Mykolayiv – Gem on the Black Sea Coast
Mykolaiv was originally founded in 1789 by Novorossiya Knyaz Potemkin, the Russian Governor General at the time. Initially it was to act as a naval base and shipyard known simply as the “New Shipyard on the Ingul River”. Later it was renamed in commemoration of the day Ochakov was captured by the Russian troops on December 6 of 1788, just thirteen days before the day of Saint Nicholas. This is a practice honored by the Russian Orthodox Church, thus making the name “Nikolaev” befitting. The main purpose of the town and its harbor was to service and repair the residential Russian Navy ships. In that same year Mykolaiv was given city rights and has become one of southern Ukraine’s major municipalities to date.

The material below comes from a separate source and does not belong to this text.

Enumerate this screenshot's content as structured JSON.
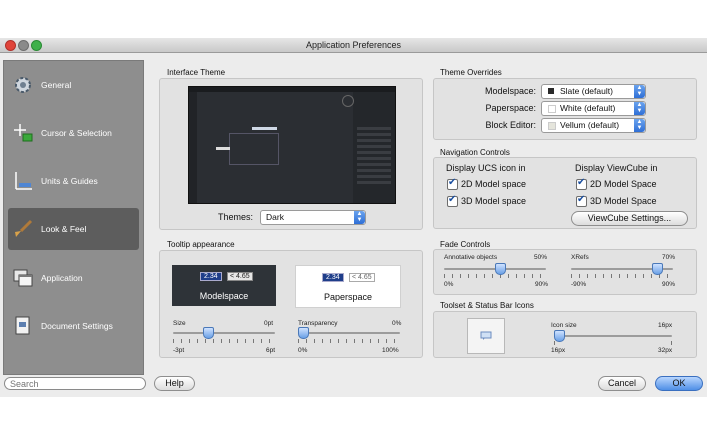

Today, the city is also commonly referred to as Mykolayiv, Nikolayev or Nikolaev and is recognized as the administrative center for the Mykolayiv Oblast and the districts of Mykolaivsky and Zhovtnevy, which lie within the Oblast as mentioned above. It must also be noted that, unlike other cities that are governed by the raion administration normally located in the municipality, Mykolayiv city is regarded as a subordinate of the Oblast, this in turn means that the area is subjected directly to the Oblast or province authorities rather then the district.
Much time went by, then in 1862 a commercial harbor was established along the coast, opening up for a direct railway route to the port. Presently, it has become one of the most important harbors, supporting the broad steppe grain lands as well as the Kryvyy Rih area. The city of Mykolayiv is also renowned for its extensive range in the consumer goods and engineering industries that are set-up here.
This beautiful city, modern in style, boasts a population of over 514,000 people and lies along the banks of the Southern Buh River estuary. It is also regarded highly for its location just 65 kilometers away from the Black Sea, or as it’s commonly referred to in Ukraine as ‘Chorne more’. It is interesting to take note of its position, giving the impression of an ‘inland’ sea situated in-between Anatolia and the southeastern Europe. However in essence it is just an extension of the Atlantic Ocean as well as the Mediterranean Sea.